Putting the shelter in a quiet and low-traffic place is essential, as ferals are unlikely to take to the shelter if it is around noise and activity, especially from humans. The more inconspicuous the better.
Also, keep size in mind when constructing any type of feral cat shelter. The shelter should be large enough to house several cats, but not too large, or the structure will be too difficult to keep warm by trapping and retaining the body heat of the animals inside. To discourage curious wildlife from disturbing the cats and to help keep it warmer, securely elevate the shelter about four to six inches from the ground with bricks or pallets. Cats will still climb in but other animals may be less likely to enter the space.
The best lining for feral cat shelters is straw. Newspapers are too easily soiled and are impractical if you are not able to regularly check on and change the bedding. Be sure to use straw and not hay, as hay molds easily and does not stay as warm.

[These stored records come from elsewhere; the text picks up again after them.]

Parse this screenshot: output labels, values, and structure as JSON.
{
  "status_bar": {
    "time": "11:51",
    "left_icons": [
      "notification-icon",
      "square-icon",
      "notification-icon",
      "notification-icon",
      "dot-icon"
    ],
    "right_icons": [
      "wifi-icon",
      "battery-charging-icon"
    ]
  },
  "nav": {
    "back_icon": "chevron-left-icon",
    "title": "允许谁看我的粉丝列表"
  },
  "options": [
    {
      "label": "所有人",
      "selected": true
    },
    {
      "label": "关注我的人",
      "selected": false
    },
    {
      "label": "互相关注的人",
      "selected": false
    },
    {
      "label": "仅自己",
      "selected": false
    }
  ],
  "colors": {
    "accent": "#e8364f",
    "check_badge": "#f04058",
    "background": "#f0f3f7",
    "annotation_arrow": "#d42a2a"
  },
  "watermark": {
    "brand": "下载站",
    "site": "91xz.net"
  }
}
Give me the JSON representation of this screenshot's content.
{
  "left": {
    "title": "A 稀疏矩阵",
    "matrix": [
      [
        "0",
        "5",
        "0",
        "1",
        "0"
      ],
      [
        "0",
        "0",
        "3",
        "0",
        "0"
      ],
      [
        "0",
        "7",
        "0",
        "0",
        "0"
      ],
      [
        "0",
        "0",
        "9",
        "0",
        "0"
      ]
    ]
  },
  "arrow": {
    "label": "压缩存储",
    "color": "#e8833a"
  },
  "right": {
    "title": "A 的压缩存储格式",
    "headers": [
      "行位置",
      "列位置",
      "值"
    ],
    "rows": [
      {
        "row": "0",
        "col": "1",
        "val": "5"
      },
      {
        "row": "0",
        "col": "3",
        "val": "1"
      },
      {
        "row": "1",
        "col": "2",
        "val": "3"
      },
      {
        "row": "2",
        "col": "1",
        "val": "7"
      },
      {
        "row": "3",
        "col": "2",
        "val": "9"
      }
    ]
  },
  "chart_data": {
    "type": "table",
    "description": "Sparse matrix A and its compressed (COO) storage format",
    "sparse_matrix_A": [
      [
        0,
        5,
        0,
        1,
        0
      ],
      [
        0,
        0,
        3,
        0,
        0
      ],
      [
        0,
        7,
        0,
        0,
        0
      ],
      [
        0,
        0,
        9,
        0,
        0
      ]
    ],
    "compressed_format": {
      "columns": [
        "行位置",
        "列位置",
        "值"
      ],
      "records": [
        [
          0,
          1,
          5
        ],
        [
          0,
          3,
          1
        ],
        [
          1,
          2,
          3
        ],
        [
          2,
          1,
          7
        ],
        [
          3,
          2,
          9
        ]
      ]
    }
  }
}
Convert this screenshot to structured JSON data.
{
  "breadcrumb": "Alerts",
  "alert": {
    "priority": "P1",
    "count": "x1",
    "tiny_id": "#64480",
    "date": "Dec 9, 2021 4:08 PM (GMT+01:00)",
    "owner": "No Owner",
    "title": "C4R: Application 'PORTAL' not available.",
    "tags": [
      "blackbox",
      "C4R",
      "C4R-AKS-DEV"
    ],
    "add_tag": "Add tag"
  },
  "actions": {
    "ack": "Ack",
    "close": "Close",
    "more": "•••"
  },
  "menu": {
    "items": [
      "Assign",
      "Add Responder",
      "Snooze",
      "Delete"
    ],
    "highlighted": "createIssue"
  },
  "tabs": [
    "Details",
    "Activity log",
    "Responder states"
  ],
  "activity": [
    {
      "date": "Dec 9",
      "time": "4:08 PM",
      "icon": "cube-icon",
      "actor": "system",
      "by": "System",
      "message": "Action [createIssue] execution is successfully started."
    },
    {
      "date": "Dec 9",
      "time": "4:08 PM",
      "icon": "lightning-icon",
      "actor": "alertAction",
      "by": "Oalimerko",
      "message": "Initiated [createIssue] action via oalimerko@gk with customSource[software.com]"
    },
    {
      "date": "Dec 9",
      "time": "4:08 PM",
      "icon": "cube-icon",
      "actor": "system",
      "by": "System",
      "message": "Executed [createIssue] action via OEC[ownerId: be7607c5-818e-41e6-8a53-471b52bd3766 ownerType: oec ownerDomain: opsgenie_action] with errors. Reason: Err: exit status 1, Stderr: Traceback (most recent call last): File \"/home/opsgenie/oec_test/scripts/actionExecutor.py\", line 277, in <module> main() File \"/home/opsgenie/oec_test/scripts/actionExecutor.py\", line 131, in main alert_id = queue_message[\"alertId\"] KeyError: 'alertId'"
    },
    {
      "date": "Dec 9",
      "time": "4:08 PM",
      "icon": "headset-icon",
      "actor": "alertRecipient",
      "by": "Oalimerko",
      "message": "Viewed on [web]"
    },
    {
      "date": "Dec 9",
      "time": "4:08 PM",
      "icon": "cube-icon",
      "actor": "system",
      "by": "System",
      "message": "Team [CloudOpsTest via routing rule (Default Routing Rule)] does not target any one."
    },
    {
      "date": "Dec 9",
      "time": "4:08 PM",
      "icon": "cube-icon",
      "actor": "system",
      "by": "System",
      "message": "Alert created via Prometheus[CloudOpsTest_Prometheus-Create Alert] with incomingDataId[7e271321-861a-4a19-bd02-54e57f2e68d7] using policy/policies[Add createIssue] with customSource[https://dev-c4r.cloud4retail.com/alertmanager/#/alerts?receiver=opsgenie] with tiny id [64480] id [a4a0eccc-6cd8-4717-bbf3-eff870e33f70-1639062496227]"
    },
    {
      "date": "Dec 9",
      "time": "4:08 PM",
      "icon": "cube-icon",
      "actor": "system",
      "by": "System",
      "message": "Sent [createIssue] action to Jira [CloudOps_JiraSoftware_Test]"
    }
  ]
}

If you believe certain spots within the shelter will withstand any kind of weather or moisture, you can place a wool or fleece blanket for added warmth, but straw alone is effective and will suffice.
You should also always make sure that food and water are available near the shelter. This will encourage frightened ferals to use the shelter and also make it less necessary for the animals to venture far from the warmth of the shelter to find these things for themselves. Do not place the food and water inside the shelter as it may pose more danger to the feral cats by encouraging other wildlife to enter the shelter while the cats are asleep.
The Humane Society recommends creating two small shelters that face in with the doors across from one another, then attaching a board atop the structures between the two doors, creating a canopy between the shelters. Under this canopy, food and water is accessible and safe from the elements. If you are worried about wet food and/or water freezing, use a thick plastic bowl that is deep and wide, or buy a solar-heated dish.
You Can Make a Difference
By educating yourself on feral cats–and providing the cats sustenance and shelter when it is cold outside–you can do your part to humanely address the cat overpopulation problem. With the help of compassionate human allies who are eager to protect “wild” cats from Mother Nature in its harsher seasons these cats can live happy and healthy lives outside and not contribute to our already overcrowded shelters.—Kelsey Hardin
Kelsey Hardin is a crazy cat lady and graduate of the College of Wooster in Wooster, Ohio. Living back in Columbus where she grew up, she spends her spare time writing, cuddling cats, crafting, spending time with friends, and catching local concerts and theatre shows.
Photo credit: Alex Grichenko